A Zucker rat. This rat has a genetic disorder that causes obesity, and has developed diabetes as a result.
Credit: Joanna Servaes via wikipedia commons | http://bit.ly/15ZmjMr
(ISNS) -- A potentially blinding condition may have its cause in the very cells that mediate vision, a new study suggests. Ophthalmology researchers have implicated photoreceptors, the cells that sense light and are the first step in sending visual signals to the brain, in the production of compounds that can cause both inflammation and new blood vessels to invade the retina. This retinopathy, a common complication in diabetes, can impact vision through swelling of the retina, leaky capillaries, and death of cells in the eye.
Because a hallmark of diabetic retinopathy is neovascularization – the rapid growth of abnormal blood vessels in the eye – either white blood cells or the endothelial cells that make up these vessels were thought of as culprits. But, said Timothy Kern, a professor of medicine at Case Western Reserve University, in Cleveland, these cells are “victims, rather than mediators,” of toxic compounds produced by another cell type. Kern and colleagues have now identified that in the diabetic eye, photoreceptors are a source of tissue-damaging free radicals, which kick off a cascade of inflammation and blood vessel growth that can lead to vision loss. Their research was recently published in the Proceedings of the National Academy of Sciences.
Using diabetic mice, the scientists first identified where in the retina – the “seeing” layer of the eye – certain free radical compounds were present. Fluorescent staining of cells under a microscope showed that they were concentrated around the photoreceptors. These cells – rods and cones – are more metabolically active at night, when they are both sensitized to pick up any light in the darkness, and are also undergoing cellular regeneration. Kern and his team observed that more free radicals were also generated at night. Stopping photoreceptors from experiencing complete darkness at night is a new therapeutic angle that is being investigated, said Kern. “In the future it may be possible to use lights to inhibit retinopathy by keeping the photoreceptors from going into the dark when they become most active.”

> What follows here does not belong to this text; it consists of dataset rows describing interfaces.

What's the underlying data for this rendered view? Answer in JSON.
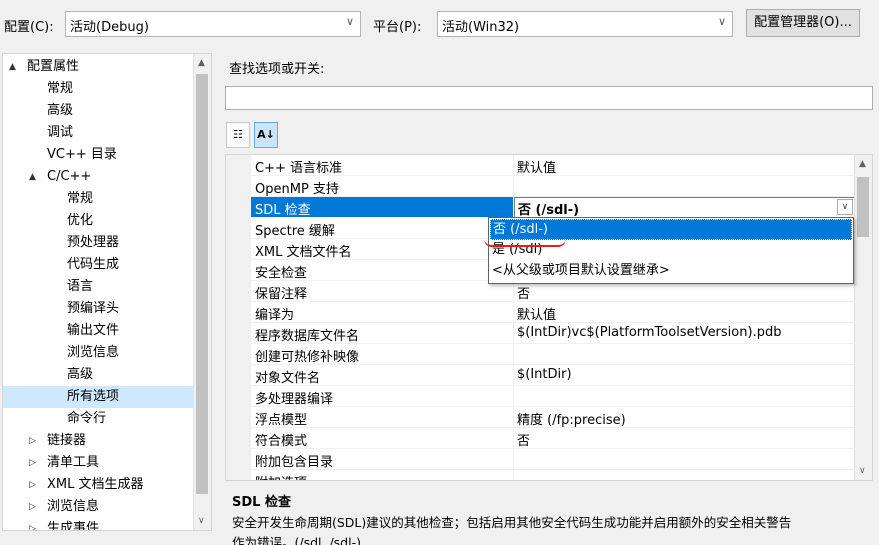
{
  "toolbar": {
    "config_label": "配置(C):",
    "config_value": "活动(Debug)",
    "platform_label": "平台(P):",
    "platform_value": "活动(Win32)",
    "config_manager_button": "配置管理器(O)..."
  },
  "tree": {
    "items": [
      {
        "label": "配置属性",
        "expander": "▲",
        "level": 0
      },
      {
        "label": "常规",
        "level": 1
      },
      {
        "label": "高级",
        "level": 1
      },
      {
        "label": "调试",
        "level": 1
      },
      {
        "label": "VC++ 目录",
        "level": 1
      },
      {
        "label": "C/C++",
        "expander": "▲",
        "level": 1
      },
      {
        "label": "常规",
        "level": 2
      },
      {
        "label": "优化",
        "level": 2
      },
      {
        "label": "预处理器",
        "level": 2
      },
      {
        "label": "代码生成",
        "level": 2
      },
      {
        "label": "语言",
        "level": 2
      },
      {
        "label": "预编译头",
        "level": 2
      },
      {
        "label": "输出文件",
        "level": 2
      },
      {
        "label": "浏览信息",
        "level": 2
      },
      {
        "label": "高级",
        "level": 2
      },
      {
        "label": "所有选项",
        "level": 2,
        "selected": true
      },
      {
        "label": "命令行",
        "level": 2
      },
      {
        "label": "链接器",
        "expander": "▷",
        "level": 1
      },
      {
        "label": "清单工具",
        "expander": "▷",
        "level": 1
      },
      {
        "label": "XML 文档生成器",
        "expander": "▷",
        "level": 1
      },
      {
        "label": "浏览信息",
        "expander": "▷",
        "level": 1
      },
      {
        "label": "生成事件",
        "expander": "▷",
        "level": 1
      }
    ]
  },
  "search": {
    "label": "查找选项或开关:",
    "value": ""
  },
  "tools": {
    "categorized_icon": "categorized-icon",
    "alphabetical_icon": "sort-az-icon"
  },
  "properties": [
    {
      "name": "C++ 语言标准",
      "value": "默认值"
    },
    {
      "name": "OpenMP 支持",
      "value": ""
    },
    {
      "name": "SDL 检查",
      "value": "否 (/sdl-)",
      "selected": true
    },
    {
      "name": "Spectre 缓解",
      "value": ""
    },
    {
      "name": "XML 文档文件名",
      "value": ""
    },
    {
      "name": "安全检查",
      "value": ""
    },
    {
      "name": "保留注释",
      "value": "否"
    },
    {
      "name": "编译为",
      "value": "默认值"
    },
    {
      "name": "程序数据库文件名",
      "value": "$(IntDir)vc$(PlatformToolsetVersion).pdb"
    },
    {
      "name": "创建可热修补映像",
      "value": ""
    },
    {
      "name": "对象文件名",
      "value": "$(IntDir)"
    },
    {
      "name": "多处理器编译",
      "value": ""
    },
    {
      "name": "浮点模型",
      "value": "精度 (/fp:precise)"
    },
    {
      "name": "符合模式",
      "value": "否"
    },
    {
      "name": "附加包含目录",
      "value": ""
    },
    {
      "name": "附加选项",
      "value": ""
    }
  ],
  "dropdown": {
    "options": [
      "否 (/sdl-)",
      "是 (/sdl)",
      "<从父级或项目默认设置继承>"
    ],
    "highlighted": 0
  },
  "description": {
    "title": "SDL 检查",
    "body": "安全开发生命周期(SDL)建议的其他检查；包括启用其他安全代码生成功能并启用额外的安全相关警告",
    "body2": "作为错误。(/sdl, /sdl-)"
  },
  "colors": {
    "selection": "#0078d7",
    "tree_selection": "#cde8ff",
    "annotation_red": "#e02020"
  }
}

Human trials using dim illumination of one eye during the night have shown promise in reducing diabetes-related retinal symptoms.
To definitively determine that photoreceptors were in fact generating the free radicals, Kern and his team studied mice that had no photoreceptors, either because of a genetic mutation or an experimental manipulation that killed the cells. These blind mice had lower levels of oxidative compounds, consistent with the idea that the photoreceptors were the major source. They also had reduced amounts of inflammatory proteins in the retina, which are normally produced in response to oxidative stress.

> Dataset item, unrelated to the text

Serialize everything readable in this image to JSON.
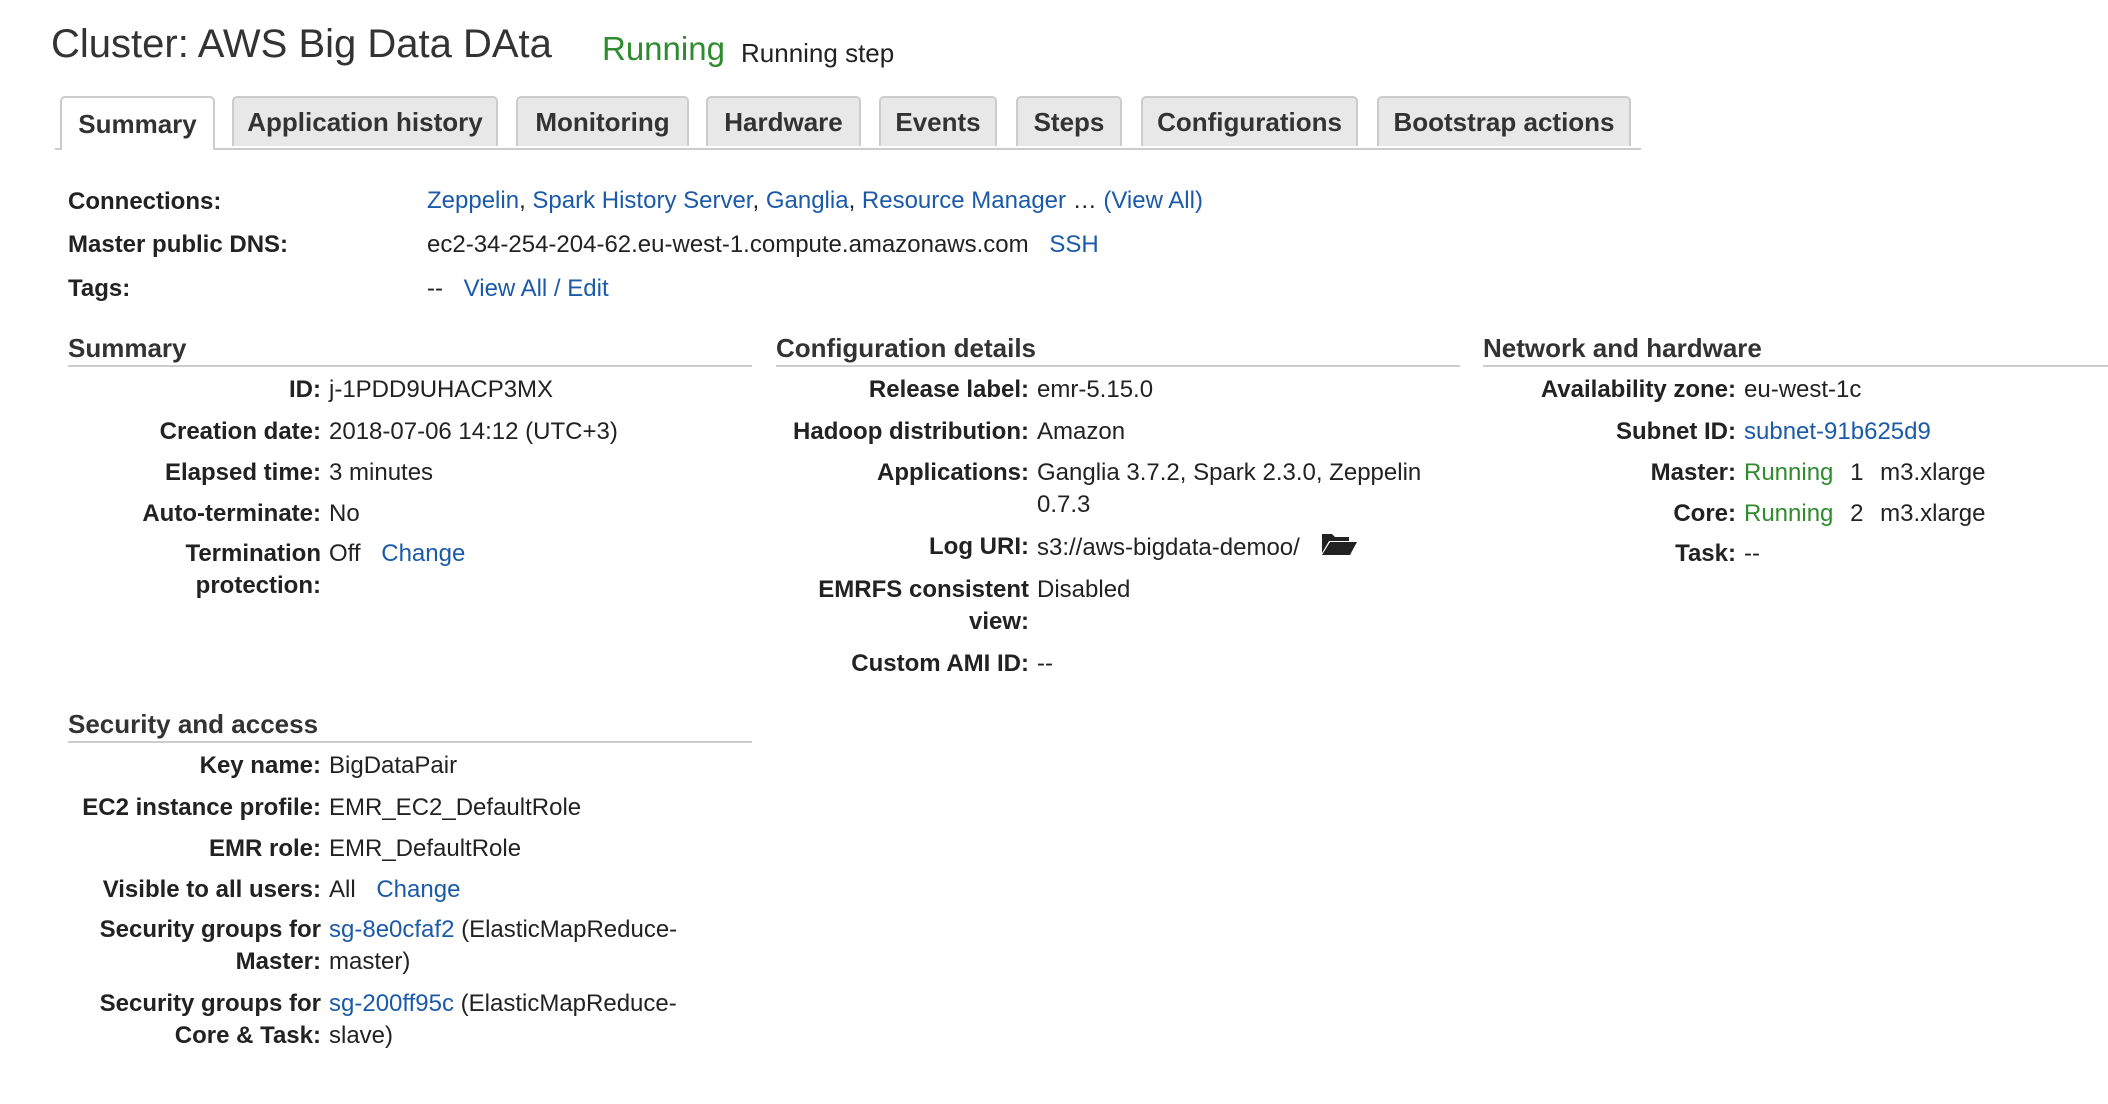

Previous research has found that diabetic animals without photoreceptors also have less retinal capillary damage, which is an early sign of diabetic retinopathy. When capillaries die, the retina doesn’t get enough oxygen, and starved cells will send out signals to get new blood vessels to grow, which can lead to vision problems.
“We’ve identified the mechanism by which photoreceptors could be causing this capillary degeneration,” said Kern, “but there’s a huge black box between the early and end points that we’re trying to resolve.”
Part of the problem may be that photoreceptors are naturally very metabolically active cells, since they mediate vision, and therefore contain a lot of mitochondria, which generate cellular energy. Kern says that in diabetes, mitochondria can be abnormal in other organs like the heart and kidney, so there may be reason to think mitochondria in the eye are contributing to retinopathy.
Bruce Berkowitz, who researches diabetic retinopathy at Wayne State University, describes the photoreceptors as working overtime in the diabetic eye. “This paper presents something that was not really suspected, which is that the photoreceptors are possible disease generators,” said Berkowitz, who was not a part of the study. “How and why this is happening is a whole new field of research.”
The next step, said Kern, is an ongoing investigation of a chemical that could shut off the mitochondria’s ability to make certain free radicals, which would slow the process that leads to retinopathy without killing photoreceptors.
Specific targeting of photoreceptors with antioxidants, which can be obtained through the diet, might be worth investigating, added Berkowitz. “There are lots of diabetic Americans who are losing their sight every day, and that is a reason to pursue this work.”
Inside Science News Service is supported by the American Institute of Physics. Amanda Alvarez has written about science for the Milwaukee Journal Sentinel, Yale Medicine, and GigaOM. She received her PhD in Vision Science from the University of California, Berkeley, and tweets at @sci3a.